the Daily: We aren't as
diverse as the rest of the
student body. An overwhelm-
ing majority of staffers are
white and from privileged
backgrounds. But for years,
none of us really knew how to
even start thinking about the
MELISSA So last February, the Daily's
editor in chief, Jason Pesick,
RUNSTROM formed the Multicultural
Arts Editor Commission to try to better
understand the situation. The
commission set out to assess how we could improve
relations with multicultural student groups. Another
LSA-SG resolution would push
for smaller credit brackets when
assigning registration appointments'
By Deepa Pendse
Daily Staff Reporter
The LSA Student Government approved a resolution
supporting a proposed change in the way enrollment
appointments are assigned to students, last night.
Sponsors of the resolution, LSA-SG Vice President
Paige Butler, LSA-SG Treasurer Mike Rudy and LSA-
SG Counsel Joanna Slott, said the resolution advocates a
fairer assignment of registration appointments.
The current registration process places students into
seven levels of earned credits, divided into increments
of 15. All credits are factored into the divisions, includ-
ing transfer credits and Advanced Placement credit, as
well as credits from University courses.
All students in a particular group are scheduled
to register within a specified window. A computer
goal was to understand how to create a diverse staff that
more accurately represents the University's student body.
Our coverage does not always include the issues that are
important to minority communities in large part because
the Daily's staff is not as diverse as it should be.
The editors appointed me to the position of the Mul-
ticultural Commission's coordinator last winter term.
The commission acted as a temporary organization
composed of editors and writers at the Daily from all
of its sections. Jason served an advisory role, and I kept
him up to date on our findings. We began by analyzing

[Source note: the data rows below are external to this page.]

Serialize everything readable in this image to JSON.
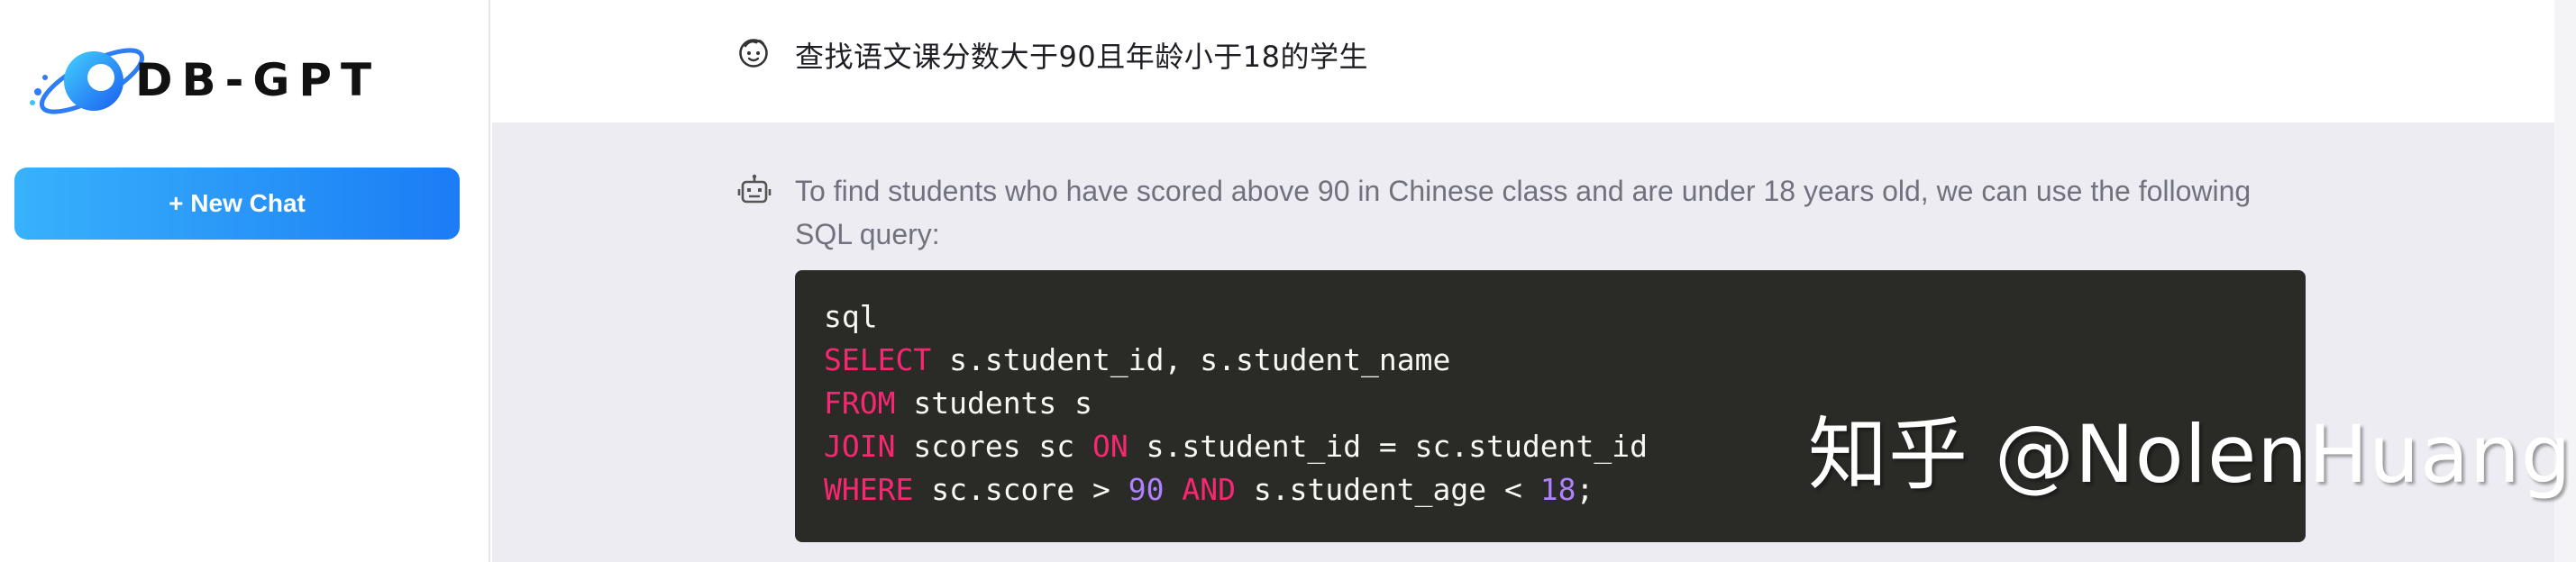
{
  "sidebar": {
    "logo_text": "DB-GPT",
    "new_chat_label": "+ New Chat"
  },
  "conversation": {
    "user_message": "查找语文课分数大于90且年龄小于18的学生",
    "assistant_text": "To find students who have scored above 90 in Chinese class and are under 18 years old, we can use the following SQL query:",
    "code_language": "sql",
    "code": {
      "line1": {
        "kw1": "SELECT",
        "rest": " s.student_id, s.student_name"
      },
      "line2": {
        "kw1": "FROM",
        "rest": " students s"
      },
      "line3": {
        "kw1": "JOIN",
        "mid": " scores sc ",
        "kw2": "ON",
        "rest": " s.student_id = sc.student_id"
      },
      "line4": {
        "kw1": "WHERE",
        "mid": " sc.score > ",
        "num1": "90",
        "sp": " ",
        "kw2": "AND",
        "mid2": " s.student_age < ",
        "num2": "18",
        "end": ";"
      }
    }
  },
  "watermark": "知乎 @NolenHuang",
  "icons": {
    "user": "user-avatar-icon",
    "assistant": "robot-icon",
    "logo": "db-gpt-logo-icon"
  },
  "colors": {
    "accent_start": "#38b2fb",
    "accent_end": "#1b7cf5",
    "code_bg": "#2a2b27",
    "keyword": "#f92672",
    "number": "#ae81ff"
  }
}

a survey the commission created to determine if staff
members found the internal atmosphere at the paper
unwelcoming. We also sought the views of various mul-
ticultural group leaders on campus about the Daily and
its coverage. Based on our findings, we discussed fea-
See RUNSTROM, page 7
Daily commission 's
An annual conference between
multicultural groups and Daily editors.
St aff workshops to train reporters on
covering minority groups.
M inority-targeted recruitment to cre-
ate a more diverse Daily staff.
Emphasis on attending multicultural
student group meet ings to better under-
stand multicultural campus issues.
MSA gets down
to business casual
By Ashlea Surles
Daily Staff Reporter '1a u ain t na
Under criticism for a lack of profes-
sionalism, the Michigan Student Assem-
bly is trying to improve its image.
At last week's meeting, MSA execu-
tive board members suggested that the
assembly shape up by wearing business-
MSA has come under fire lately for
a perceived lack of professionalism,
especially after the alleged mishandling
of the Ludacris concert, which cost the
assembly about $20,000.
Drawing a correlation between profes-
sionalism and efficiency, the executive
board suggested last week that all MSA
members dress business casual for their
See MSA, page 5
week's MSA meeting:
MSA VP Nicole Stallings:
Sometimes we aren't very seri-
ous about these meetings, so
we're thinking that we could
dress business casual instead
of casual.... Not jeans, not
sweatshirts, not T-shirts. We're
not going to be going around
checking, but it would be great
to give this a try.
MSA Rep. Zach Yost: What
happens if I don't?
Stallings: Just wear it.
LEFT: Michigan Student Assembly President Jesse Levine at a meeting last school year, dressed in a
Michigan sweatshirt. RIGHT: Levine leads an MSA meeting last night dressed in business casual attire.
MESA director steps down to start a family
Patricia Aqui-Pacania resigns after
The University will conduct a nationwide search for a new
counseling programs at the University, including the Trotter Mul-